Up until early in the 20th century Market days and Fair days were a very important part of rural life in west Wicklow.
Markets were usually a weekly occurrence where local people brought their produce to sell and the money earned was very important as it was used to pay rents and tithes. Local produce such as butter, eggs, bread and poultry would be sold. Also available would be linen and weaving and basketry depending on the location. Stratford was renowned for the quality of its meat and it is said that the butchers of Donard got their meat there.1

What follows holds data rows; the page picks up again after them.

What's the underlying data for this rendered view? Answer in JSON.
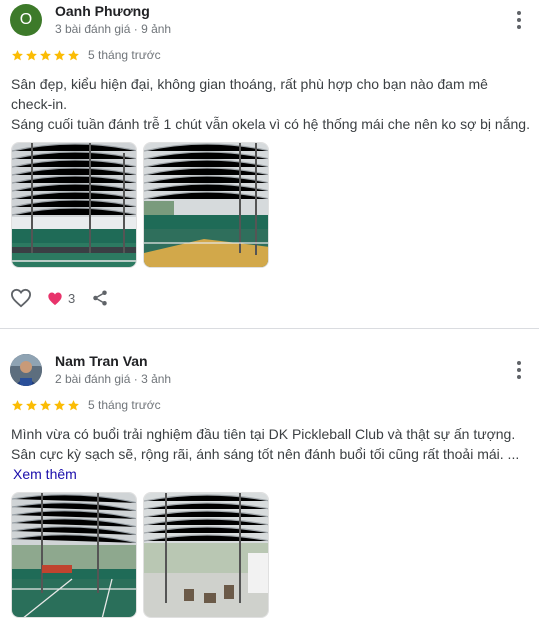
{
  "colors": {
    "star": "#fbbc04",
    "heart_filled": "#e8336b",
    "link": "#1a0dab",
    "avatar1": "#3d7a2a"
  },
  "reviews": [
    {
      "avatar_letter": "O",
      "name": "Oanh Phương",
      "meta": "3 bài đánh giá · 9 ảnh",
      "rating": 5,
      "ago": "5 tháng trước",
      "text_lines": [
        "Sân đẹp, kiểu hiện đại, không gian thoáng, rất phù hợp cho bạn nào đam mê",
        "check-in.",
        "Sáng cuối tuần đánh trễ 1 chút vẫn okela vì có hệ thống mái che nên ko sợ bị nắng."
      ],
      "like_count": "3",
      "icons": [
        "heart-outline-icon",
        "heart-filled-icon",
        "share-icon",
        "more-vert-icon"
      ]
    },
    {
      "name": "Nam Tran Van",
      "meta": "2 bài đánh giá · 3 ảnh",
      "rating": 5,
      "ago": "5 tháng trước",
      "text_lines": [
        "Mình vừa có buổi trải nghiệm đầu tiên tại DK Pickleball Club và thật sự ấn tượng.",
        "Sân cực kỳ sạch sẽ, rộng rãi, ánh sáng tốt nên đánh buổi tối cũng rất thoải mái. ..."
      ],
      "see_more": "Xem thêm",
      "icons": [
        "more-vert-icon"
      ]
    }
  ]
}
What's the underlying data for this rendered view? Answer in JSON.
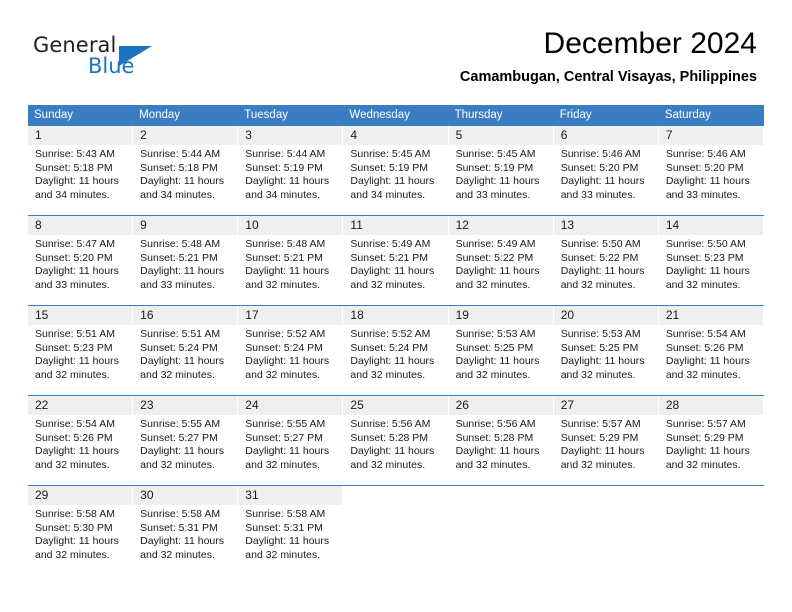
{
  "logo": {
    "word_top": "General",
    "word_bottom": "Blue",
    "triangle_color": "#1b75bc"
  },
  "header": {
    "month_title": "December 2024",
    "location": "Camambugan, Central Visayas, Philippines"
  },
  "theme": {
    "header_blue": "#3b7dc2",
    "daynum_gray": "#efefef",
    "text_black": "#1a1a1a"
  },
  "calendar": {
    "weekday_headers": [
      "Sunday",
      "Monday",
      "Tuesday",
      "Wednesday",
      "Thursday",
      "Friday",
      "Saturday"
    ],
    "weeks": [
      [
        {
          "day": "1",
          "sunrise": "Sunrise: 5:43 AM",
          "sunset": "Sunset: 5:18 PM",
          "daylight": "Daylight: 11 hours and 34 minutes."
        },
        {
          "day": "2",
          "sunrise": "Sunrise: 5:44 AM",
          "sunset": "Sunset: 5:18 PM",
          "daylight": "Daylight: 11 hours and 34 minutes."
        },
        {
          "day": "3",
          "sunrise": "Sunrise: 5:44 AM",
          "sunset": "Sunset: 5:19 PM",
          "daylight": "Daylight: 11 hours and 34 minutes."
        },
        {
          "day": "4",
          "sunrise": "Sunrise: 5:45 AM",
          "sunset": "Sunset: 5:19 PM",
          "daylight": "Daylight: 11 hours and 34 minutes."
        },
        {
          "day": "5",
          "sunrise": "Sunrise: 5:45 AM",
          "sunset": "Sunset: 5:19 PM",
          "daylight": "Daylight: 11 hours and 33 minutes."
        },
        {
          "day": "6",
          "sunrise": "Sunrise: 5:46 AM",
          "sunset": "Sunset: 5:20 PM",
          "daylight": "Daylight: 11 hours and 33 minutes."
        },
        {
          "day": "7",
          "sunrise": "Sunrise: 5:46 AM",
          "sunset": "Sunset: 5:20 PM",
          "daylight": "Daylight: 11 hours and 33 minutes."
        }
      ],
      [
        {
          "day": "8",
          "sunrise": "Sunrise: 5:47 AM",
          "sunset": "Sunset: 5:20 PM",
          "daylight": "Daylight: 11 hours and 33 minutes."
        },
        {
          "day": "9",
          "sunrise": "Sunrise: 5:48 AM",
          "sunset": "Sunset: 5:21 PM",
          "daylight": "Daylight: 11 hours and 33 minutes."
        },
        {
          "day": "10",
          "sunrise": "Sunrise: 5:48 AM",
          "sunset": "Sunset: 5:21 PM",
          "daylight": "Daylight: 11 hours and 32 minutes."
        },
        {
          "day": "11",
          "sunrise": "Sunrise: 5:49 AM",
          "sunset": "Sunset: 5:21 PM",
          "daylight": "Daylight: 11 hours and 32 minutes."
        },
        {
          "day": "12",
          "sunrise": "Sunrise: 5:49 AM",
          "sunset": "Sunset: 5:22 PM",
          "daylight": "Daylight: 11 hours and 32 minutes."
        },
        {
          "day": "13",
          "sunrise": "Sunrise: 5:50 AM",
          "sunset": "Sunset: 5:22 PM",
          "daylight": "Daylight: 11 hours and 32 minutes."
        },
        {
          "day": "14",
          "sunrise": "Sunrise: 5:50 AM",
          "sunset": "Sunset: 5:23 PM",
          "daylight": "Daylight: 11 hours and 32 minutes."
        }
      ],
      [
        {
          "day": "15",
          "sunrise": "Sunrise: 5:51 AM",
          "sunset": "Sunset: 5:23 PM",
          "daylight": "Daylight: 11 hours and 32 minutes."
        },
        {
          "day": "16",
          "sunrise": "Sunrise: 5:51 AM",
          "sunset": "Sunset: 5:24 PM",
          "daylight": "Daylight: 11 hours and 32 minutes."
        },
        {
          "day": "17",
          "sunrise": "Sunrise: 5:52 AM",
          "sunset": "Sunset: 5:24 PM",
          "daylight": "Daylight: 11 hours and 32 minutes."
        },
        {
          "day": "18",
          "sunrise": "Sunrise: 5:52 AM",
          "sunset": "Sunset: 5:24 PM",
          "daylight": "Daylight: 11 hours and 32 minutes."
        },
        {
          "day": "19",
          "sunrise": "Sunrise: 5:53 AM",
          "sunset": "Sunset: 5:25 PM",
          "daylight": "Daylight: 11 hours and 32 minutes."
        },
        {
          "day": "20",
          "sunrise": "Sunrise: 5:53 AM",
          "sunset": "Sunset: 5:25 PM",
          "daylight": "Daylight: 11 hours and 32 minutes."
        },
        {
          "day": "21",
          "sunrise": "Sunrise: 5:54 AM",
          "sunset": "Sunset: 5:26 PM",
          "daylight": "Daylight: 11 hours and 32 minutes."
        }
      ],
      [
        {
          "day": "22",
          "sunrise": "Sunrise: 5:54 AM",
          "sunset": "Sunset: 5:26 PM",
          "daylight": "Daylight: 11 hours and 32 minutes."
        },
        {
          "day": "23",
          "sunrise": "Sunrise: 5:55 AM",
          "sunset": "Sunset: 5:27 PM",
          "daylight": "Daylight: 11 hours and 32 minutes."
        },
        {
          "day": "24",
          "sunrise": "Sunrise: 5:55 AM",
          "sunset": "Sunset: 5:27 PM",
          "daylight": "Daylight: 11 hours and 32 minutes."
        },
        {
          "day": "25",
          "sunrise": "Sunrise: 5:56 AM",
          "sunset": "Sunset: 5:28 PM",
          "daylight": "Daylight: 11 hours and 32 minutes."
        },
        {
          "day": "26",
          "sunrise": "Sunrise: 5:56 AM",
          "sunset": "Sunset: 5:28 PM",
          "daylight": "Daylight: 11 hours and 32 minutes."
        },
        {
          "day": "27",
          "sunrise": "Sunrise: 5:57 AM",
          "sunset": "Sunset: 5:29 PM",
          "daylight": "Daylight: 11 hours and 32 minutes."
        },
        {
          "day": "28",
          "sunrise": "Sunrise: 5:57 AM",
          "sunset": "Sunset: 5:29 PM",
          "daylight": "Daylight: 11 hours and 32 minutes."
        }
      ],
      [
        {
          "day": "29",
          "sunrise": "Sunrise: 5:58 AM",
          "sunset": "Sunset: 5:30 PM",
          "daylight": "Daylight: 11 hours and 32 minutes."
        },
        {
          "day": "30",
          "sunrise": "Sunrise: 5:58 AM",
          "sunset": "Sunset: 5:31 PM",
          "daylight": "Daylight: 11 hours and 32 minutes."
        },
        {
          "day": "31",
          "sunrise": "Sunrise: 5:58 AM",
          "sunset": "Sunset: 5:31 PM",
          "daylight": "Daylight: 11 hours and 32 minutes."
        },
        {
          "day": "",
          "sunrise": "",
          "sunset": "",
          "daylight": ""
        },
        {
          "day": "",
          "sunrise": "",
          "sunset": "",
          "daylight": ""
        },
        {
          "day": "",
          "sunrise": "",
          "sunset": "",
          "daylight": ""
        },
        {
          "day": "",
          "sunrise": "",
          "sunset": "",
          "daylight": ""
        }
      ]
    ]
  }
}
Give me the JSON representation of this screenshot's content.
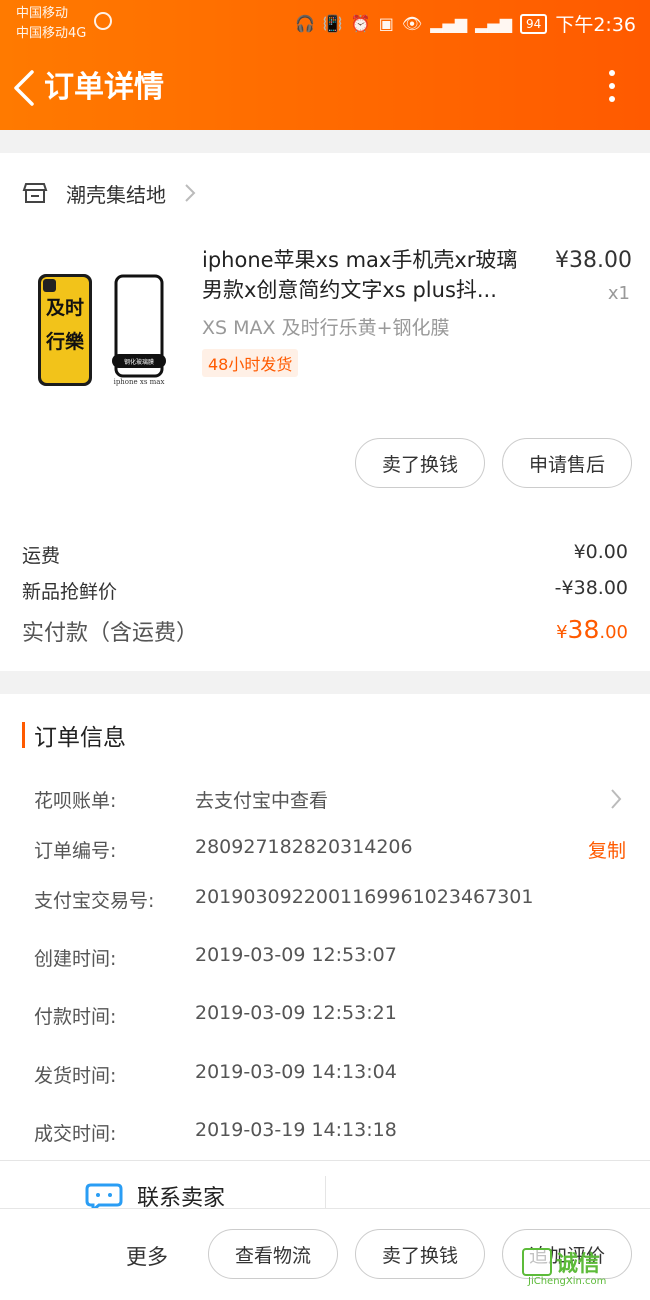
{
  "status_bar": {
    "carrier1": "中国移动",
    "carrier2": "中国移动4G",
    "battery": "94",
    "time": "下午2:36"
  },
  "navbar": {
    "title": "订单详情"
  },
  "shop": {
    "name": "潮壳集结地"
  },
  "product": {
    "title": "iphone苹果xs max手机壳xr玻璃男款x创意简约文字xs plus抖...",
    "price": "¥38.00",
    "quantity": "x1",
    "spec": "XS MAX 及时行乐黄+钢化膜",
    "ship_badge": "48小时发货",
    "image_texts": [
      "及时行樂",
      "钢化玻璃膜",
      "iphone xs max"
    ]
  },
  "item_actions": {
    "sell": "卖了换钱",
    "after_sale": "申请售后"
  },
  "fees": {
    "shipping_label": "运费",
    "shipping_value": "¥0.00",
    "discount_label": "新品抢鲜价",
    "discount_value": "-¥38.00",
    "paid_label": "实付款（含运费）",
    "paid_currency": "¥",
    "paid_int": "38",
    "paid_dec": ".00"
  },
  "order_info": {
    "title": "订单信息",
    "rows": [
      {
        "label": "花呗账单:",
        "value": "去支付宝中查看"
      },
      {
        "label": "订单编号:",
        "value": "280927182820314206",
        "action": "复制"
      },
      {
        "label": "支付宝交易号:",
        "value": "2019030922001169961023467301"
      },
      {
        "label": "创建时间:",
        "value": "2019-03-09 12:53:07"
      },
      {
        "label": "付款时间:",
        "value": "2019-03-09 12:53:21"
      },
      {
        "label": "发货时间:",
        "value": "2019-03-09 14:13:04"
      },
      {
        "label": "成交时间:",
        "value": "2019-03-19 14:13:18"
      }
    ]
  },
  "contact": {
    "label": "联系卖家"
  },
  "bottom_bar": {
    "more": "更多",
    "track": "查看物流",
    "sell": "卖了换钱",
    "review": "追加评价"
  },
  "watermark": {
    "text": "诚信",
    "sub": "JiChengXin.com"
  },
  "colors": {
    "accent": "#ff5a00",
    "header_start": "#ff7a00",
    "background": "#f2f2f2"
  }
}
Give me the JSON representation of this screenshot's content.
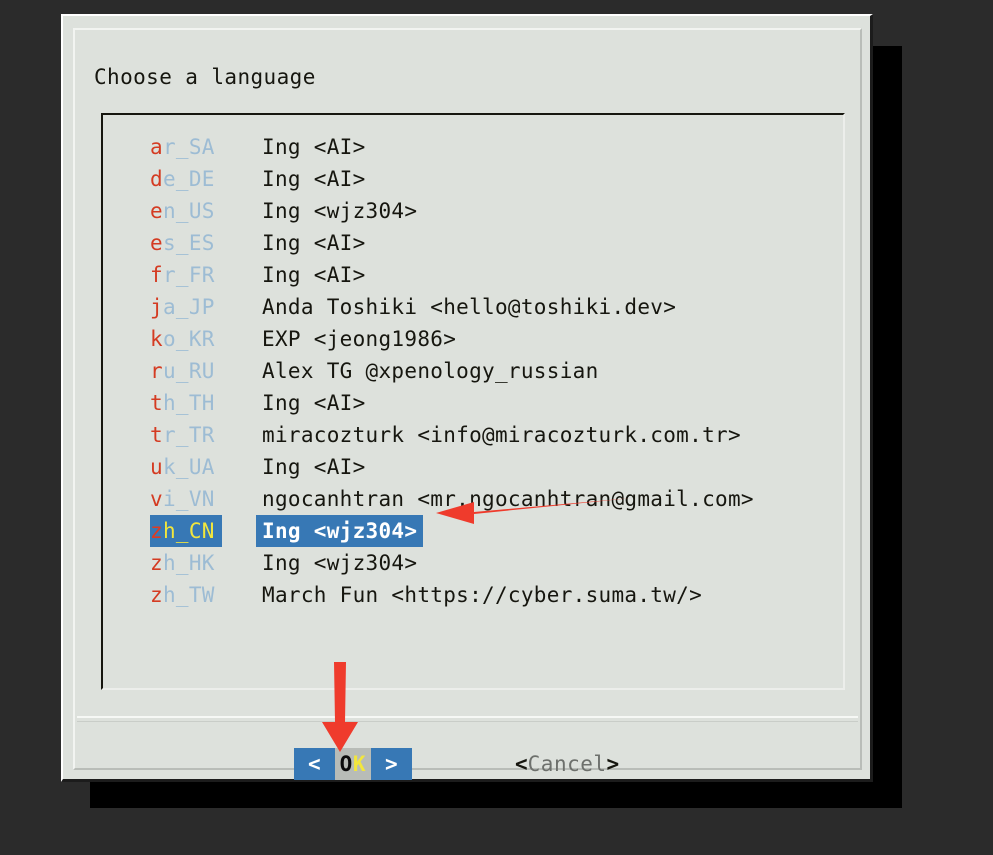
{
  "window": {
    "title": "Choose a language",
    "background_color": "#2b2b2b",
    "dialog_color": "#dde1dc"
  },
  "list": {
    "rows": [
      {
        "code_hot": "a",
        "code_rest": "r_SA",
        "code": "ar_SA",
        "desc": "Ing <AI>",
        "selected": false
      },
      {
        "code_hot": "d",
        "code_rest": "e_DE",
        "code": "de_DE",
        "desc": "Ing <AI>",
        "selected": false
      },
      {
        "code_hot": "e",
        "code_rest": "n_US",
        "code": "en_US",
        "desc": "Ing <wjz304>",
        "selected": false
      },
      {
        "code_hot": "e",
        "code_rest": "s_ES",
        "code": "es_ES",
        "desc": "Ing <AI>",
        "selected": false
      },
      {
        "code_hot": "f",
        "code_rest": "r_FR",
        "code": "fr_FR",
        "desc": "Ing <AI>",
        "selected": false
      },
      {
        "code_hot": "j",
        "code_rest": "a_JP",
        "code": "ja_JP",
        "desc": "Anda Toshiki <hello@toshiki.dev>",
        "selected": false
      },
      {
        "code_hot": "k",
        "code_rest": "o_KR",
        "code": "ko_KR",
        "desc": "EXP <jeong1986>",
        "selected": false
      },
      {
        "code_hot": "r",
        "code_rest": "u_RU",
        "code": "ru_RU",
        "desc": "Alex TG @xpenology_russian",
        "selected": false
      },
      {
        "code_hot": "t",
        "code_rest": "h_TH",
        "code": "th_TH",
        "desc": "Ing <AI>",
        "selected": false
      },
      {
        "code_hot": "t",
        "code_rest": "r_TR",
        "code": "tr_TR",
        "desc": "miracozturk <info@miracozturk.com.tr>",
        "selected": false
      },
      {
        "code_hot": "u",
        "code_rest": "k_UA",
        "code": "uk_UA",
        "desc": "Ing <AI>",
        "selected": false
      },
      {
        "code_hot": "v",
        "code_rest": "i_VN",
        "code": "vi_VN",
        "desc": "ngocanhtran <mr.ngocanhtran@gmail.com>",
        "selected": false
      },
      {
        "code_hot": "z",
        "code_rest": "h_CN",
        "code": "zh_CN",
        "desc": "Ing <wjz304>",
        "selected": true
      },
      {
        "code_hot": "z",
        "code_rest": "h_HK",
        "code": "zh_HK",
        "desc": "Ing <wjz304>",
        "selected": false
      },
      {
        "code_hot": "z",
        "code_rest": "h_TW",
        "code": "zh_TW",
        "desc": "March Fun <https://cyber.suma.tw/>",
        "selected": false
      }
    ],
    "selected_code": "zh_CN",
    "selected_color": "#3778b5",
    "hotkey_color": "#d43b22",
    "code_color": "#9dbcd4"
  },
  "buttons": {
    "ok": {
      "arrow_left": "<",
      "label_hot": "O",
      "label_rest": "K",
      "label": "OK",
      "arrow_right": ">",
      "focused": true
    },
    "cancel": {
      "bracket_left": "<",
      "label": "Cancel",
      "bracket_right": ">",
      "focused": false
    }
  },
  "annotations": {
    "arrow_color": "#ef3b2c",
    "arrows": [
      {
        "name": "arrow-to-selected-row",
        "direction": "left",
        "points_at": "zh_CN"
      },
      {
        "name": "arrow-to-ok-button",
        "direction": "down",
        "points_at": "OK"
      }
    ]
  }
}
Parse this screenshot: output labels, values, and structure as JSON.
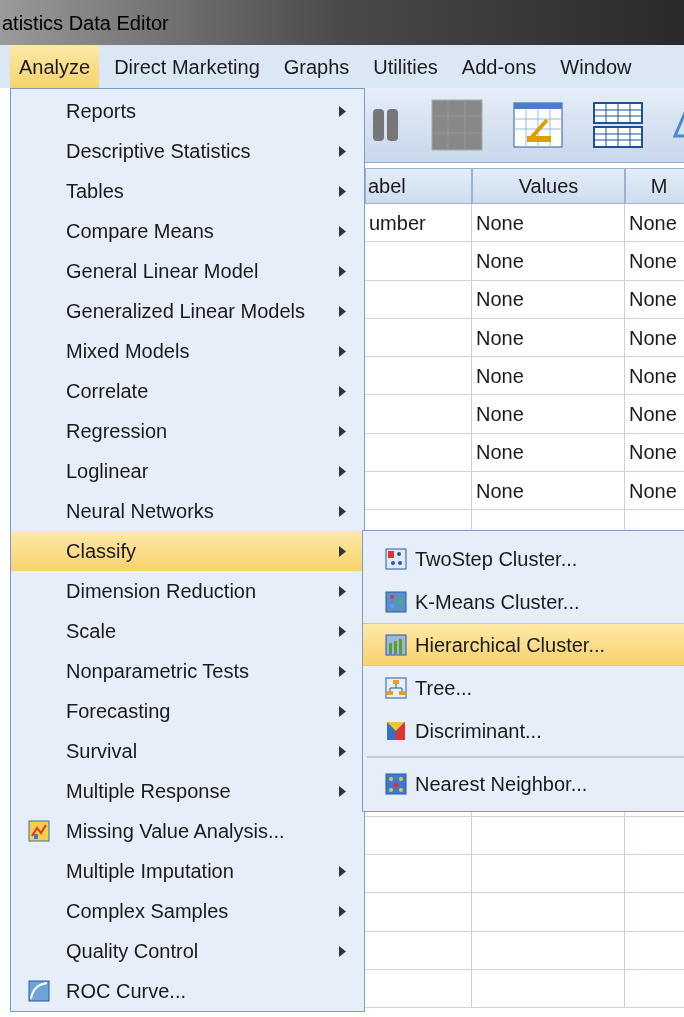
{
  "window": {
    "title": "atistics Data Editor"
  },
  "menu_bar": [
    {
      "label": "Analyze",
      "selected": true
    },
    {
      "label": "Direct Marketing",
      "selected": false
    },
    {
      "label": "Graphs",
      "selected": false
    },
    {
      "label": "Utilities",
      "selected": false
    },
    {
      "label": "Add-ons",
      "selected": false
    },
    {
      "label": "Window",
      "selected": false
    }
  ],
  "table": {
    "columns": [
      "abel",
      "Values",
      "M"
    ],
    "rows": [
      [
        "umber",
        "None",
        "None"
      ],
      [
        "",
        "None",
        "None"
      ],
      [
        "",
        "None",
        "None"
      ],
      [
        "",
        "None",
        "None"
      ],
      [
        "",
        "None",
        "None"
      ],
      [
        "",
        "None",
        "None"
      ],
      [
        "",
        "None",
        "None"
      ],
      [
        "",
        "None",
        "None"
      ]
    ]
  },
  "analyze_menu": [
    {
      "label": "Reports",
      "kind": "submenu",
      "selected": false
    },
    {
      "label": "Descriptive Statistics",
      "kind": "submenu",
      "selected": false
    },
    {
      "label": "Tables",
      "kind": "submenu",
      "selected": false
    },
    {
      "label": "Compare Means",
      "kind": "submenu",
      "selected": false
    },
    {
      "label": "General Linear Model",
      "kind": "submenu",
      "selected": false
    },
    {
      "label": "Generalized Linear Models",
      "kind": "submenu",
      "selected": false
    },
    {
      "label": "Mixed Models",
      "kind": "submenu",
      "selected": false
    },
    {
      "label": "Correlate",
      "kind": "submenu",
      "selected": false
    },
    {
      "label": "Regression",
      "kind": "submenu",
      "selected": false
    },
    {
      "label": "Loglinear",
      "kind": "submenu",
      "selected": false
    },
    {
      "label": "Neural Networks",
      "kind": "submenu",
      "selected": false
    },
    {
      "label": "Classify",
      "kind": "submenu",
      "selected": true
    },
    {
      "label": "Dimension Reduction",
      "kind": "submenu",
      "selected": false
    },
    {
      "label": "Scale",
      "kind": "submenu",
      "selected": false
    },
    {
      "label": "Nonparametric Tests",
      "kind": "submenu",
      "selected": false
    },
    {
      "label": "Forecasting",
      "kind": "submenu",
      "selected": false
    },
    {
      "label": "Survival",
      "kind": "submenu",
      "selected": false
    },
    {
      "label": "Multiple Response",
      "kind": "submenu",
      "selected": false
    },
    {
      "label": "Missing Value Analysis...",
      "kind": "missing",
      "selected": false
    },
    {
      "label": "Multiple Imputation",
      "kind": "submenu",
      "selected": false
    },
    {
      "label": "Complex Samples",
      "kind": "submenu",
      "selected": false
    },
    {
      "label": "Quality Control",
      "kind": "submenu",
      "selected": false
    },
    {
      "label": "ROC Curve...",
      "kind": "roc",
      "selected": false
    }
  ],
  "classify_menu": [
    {
      "label": "TwoStep Cluster...",
      "kind": "twostep",
      "selected": false
    },
    {
      "label": "K-Means Cluster...",
      "kind": "kmeans",
      "selected": false
    },
    {
      "label": "Hierarchical Cluster...",
      "kind": "hierarchical",
      "selected": true
    },
    {
      "label": "Tree...",
      "kind": "tree",
      "selected": false
    },
    {
      "label": "Discriminant...",
      "kind": "discriminant",
      "selected": false
    },
    {
      "label": "Nearest Neighbor...",
      "kind": "nearest",
      "selected": false
    }
  ]
}
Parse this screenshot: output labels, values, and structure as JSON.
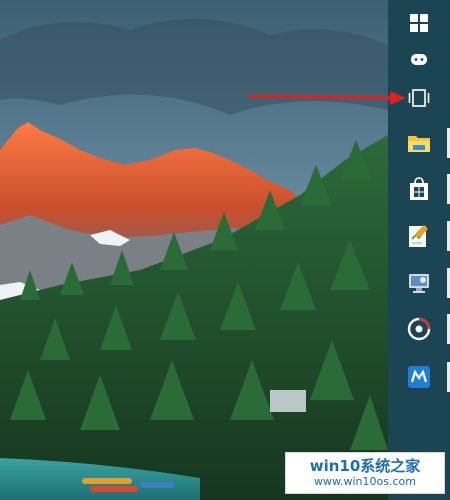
{
  "wallpaper": {
    "description_icon": "mountain-lake-forest-wallpaper",
    "colors": {
      "sky": "#4a6f86",
      "peak": "#e0603a",
      "forest": "#1f4a2a",
      "lake": "#2d8a8a"
    }
  },
  "taskbar": {
    "background": "#1b4552",
    "buttons": [
      {
        "name": "start-button",
        "icon": "windows-logo-icon"
      },
      {
        "name": "cortana-button",
        "icon": "chat-bubble-icon"
      },
      {
        "name": "task-view-button",
        "icon": "task-view-icon"
      },
      {
        "name": "file-explorer-button",
        "icon": "folder-icon"
      },
      {
        "name": "store-button",
        "icon": "store-bag-icon"
      },
      {
        "name": "notepad-app-button",
        "icon": "document-pencil-icon"
      },
      {
        "name": "system-app-button",
        "icon": "computer-monitor-icon"
      },
      {
        "name": "music-app-button",
        "icon": "disc-icon"
      },
      {
        "name": "maxthon-browser-button",
        "icon": "maxthon-m-icon"
      }
    ]
  },
  "annotation": {
    "color": "#e02020",
    "points_to": "task-view-button"
  },
  "watermark": {
    "title": "win10系统之家",
    "url": "www.win10os.com"
  }
}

Where markets were weekly events, Fair Days were twice a year and a much bigger affair altogether. The Fair lasted for 2 days and had a livestock sale and a grain sale. Buyers would arrive from the big towns and cities to get the best local goods. Frieze blankets and cloth from the factory at Knocknamunnion in the Glen of Imaal would be on sale. The most important part of the Fair was as a place to find employment, either on the land or the local factory.
News & Politics
Markets and Fairs were regular events with large numbers of local people in attendance and this made them ideal for the passing on of information from the government of the day. Politicians and political figures used them in times of unrest and turmoil to broadcast their message. With many people not being able to read or write and no radio to pass the news around the country, the market and fair days became very important. The Anti-Tithe protests were organised this way to great affect. Michael Dwyer and his men would disrupt these fairs as they were attended by the local Yeomanry and became an ideal time to attack their foe.
Fair Days were held twice a year and lasted two or three days. They were a great excuse for enjoyment. Many of the fairs held an alcohol licence which helped to lighten the event. Entertainers followed the fairs around the country and it was the only time in the year many people got the opportunity to see a play or have their fortune told or to buy some ‘Snake oil’ to cure all their ailments. It is known that madame Taussaud and her wax sculpture exhibition travelled around Ireland entertaining the locals.
Castleruddery was the Fair Day location from 1620s, held by licence from King Charles 1st.
1st May and 31st October being the dates the fairs were held on annually. Historically the dates picked were suited to the harvest times and local agricultural customs. There was also a market day every week and these were mostly held on a Wednesday or Thursday and never on a weekend, by royal decree.
From the 1740s Castleruddery was an important Toll road and was known as a turnpike road up until the 1840s. The land around the crossroads was the site of the fairs. The Duchas folklore essays which were written in the 1930s recall the local events as told by the older people of the area. In these essays there is mention of the sheep fair at Castleruddery crossroads being held on 3rd July every year as late as the 1940s.2
1.B.F. Gurrin: Land & People in Wicklow 1660-1840, Maynooth University, 2006.
2.www.duchas.ie/the schools collection.